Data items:
=== Begin Enclosure ===

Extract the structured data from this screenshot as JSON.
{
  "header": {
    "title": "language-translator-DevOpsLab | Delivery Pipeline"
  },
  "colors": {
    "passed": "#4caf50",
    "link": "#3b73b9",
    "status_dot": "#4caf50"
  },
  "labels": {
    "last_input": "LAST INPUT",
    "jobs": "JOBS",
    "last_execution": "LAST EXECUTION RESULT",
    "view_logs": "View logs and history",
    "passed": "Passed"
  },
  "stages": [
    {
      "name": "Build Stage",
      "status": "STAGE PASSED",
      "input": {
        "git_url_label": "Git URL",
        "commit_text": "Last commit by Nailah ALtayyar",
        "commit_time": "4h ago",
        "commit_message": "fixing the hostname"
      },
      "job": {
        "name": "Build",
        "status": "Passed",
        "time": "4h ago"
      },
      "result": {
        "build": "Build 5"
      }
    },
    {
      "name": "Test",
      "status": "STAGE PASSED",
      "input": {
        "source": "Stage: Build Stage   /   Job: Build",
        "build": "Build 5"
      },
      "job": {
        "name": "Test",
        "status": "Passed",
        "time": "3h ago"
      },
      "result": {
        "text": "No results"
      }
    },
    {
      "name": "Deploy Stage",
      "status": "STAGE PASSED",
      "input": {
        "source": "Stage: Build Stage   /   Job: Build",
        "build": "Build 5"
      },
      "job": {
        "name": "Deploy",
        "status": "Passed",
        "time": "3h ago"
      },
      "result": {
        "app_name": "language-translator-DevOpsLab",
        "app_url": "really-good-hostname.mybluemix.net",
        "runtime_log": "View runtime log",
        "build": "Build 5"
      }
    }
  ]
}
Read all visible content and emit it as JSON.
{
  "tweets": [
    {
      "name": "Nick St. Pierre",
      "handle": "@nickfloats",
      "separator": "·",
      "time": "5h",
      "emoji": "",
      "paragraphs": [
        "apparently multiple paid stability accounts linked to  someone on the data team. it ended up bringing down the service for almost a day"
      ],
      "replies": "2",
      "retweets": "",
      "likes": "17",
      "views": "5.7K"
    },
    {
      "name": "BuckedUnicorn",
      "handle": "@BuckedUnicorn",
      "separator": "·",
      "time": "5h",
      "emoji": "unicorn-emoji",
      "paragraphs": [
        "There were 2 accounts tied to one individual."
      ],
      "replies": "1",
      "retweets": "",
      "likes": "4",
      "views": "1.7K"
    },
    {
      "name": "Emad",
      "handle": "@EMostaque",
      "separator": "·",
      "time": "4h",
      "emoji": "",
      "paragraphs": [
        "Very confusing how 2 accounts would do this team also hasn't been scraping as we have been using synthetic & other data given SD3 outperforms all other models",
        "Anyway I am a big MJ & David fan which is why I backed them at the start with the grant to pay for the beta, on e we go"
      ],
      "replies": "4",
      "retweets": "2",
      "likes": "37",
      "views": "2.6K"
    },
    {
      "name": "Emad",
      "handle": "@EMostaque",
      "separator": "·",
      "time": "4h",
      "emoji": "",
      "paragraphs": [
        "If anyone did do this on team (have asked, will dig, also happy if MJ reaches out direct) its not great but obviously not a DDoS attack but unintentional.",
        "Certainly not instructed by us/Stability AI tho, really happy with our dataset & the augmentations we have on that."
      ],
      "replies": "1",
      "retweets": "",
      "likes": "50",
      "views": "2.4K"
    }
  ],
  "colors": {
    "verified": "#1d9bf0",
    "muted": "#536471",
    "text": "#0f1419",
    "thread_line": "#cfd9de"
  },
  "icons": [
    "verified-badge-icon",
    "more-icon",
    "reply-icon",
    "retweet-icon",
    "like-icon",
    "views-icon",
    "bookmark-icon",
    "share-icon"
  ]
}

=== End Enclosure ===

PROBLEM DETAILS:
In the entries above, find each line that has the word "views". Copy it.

OUTPUT FOR THIS EXERCISE:
      "views": "5.7K"
      "views": "1.7K"
      "views": "2.6K"
      "views": "2.4K"
    "views-icon",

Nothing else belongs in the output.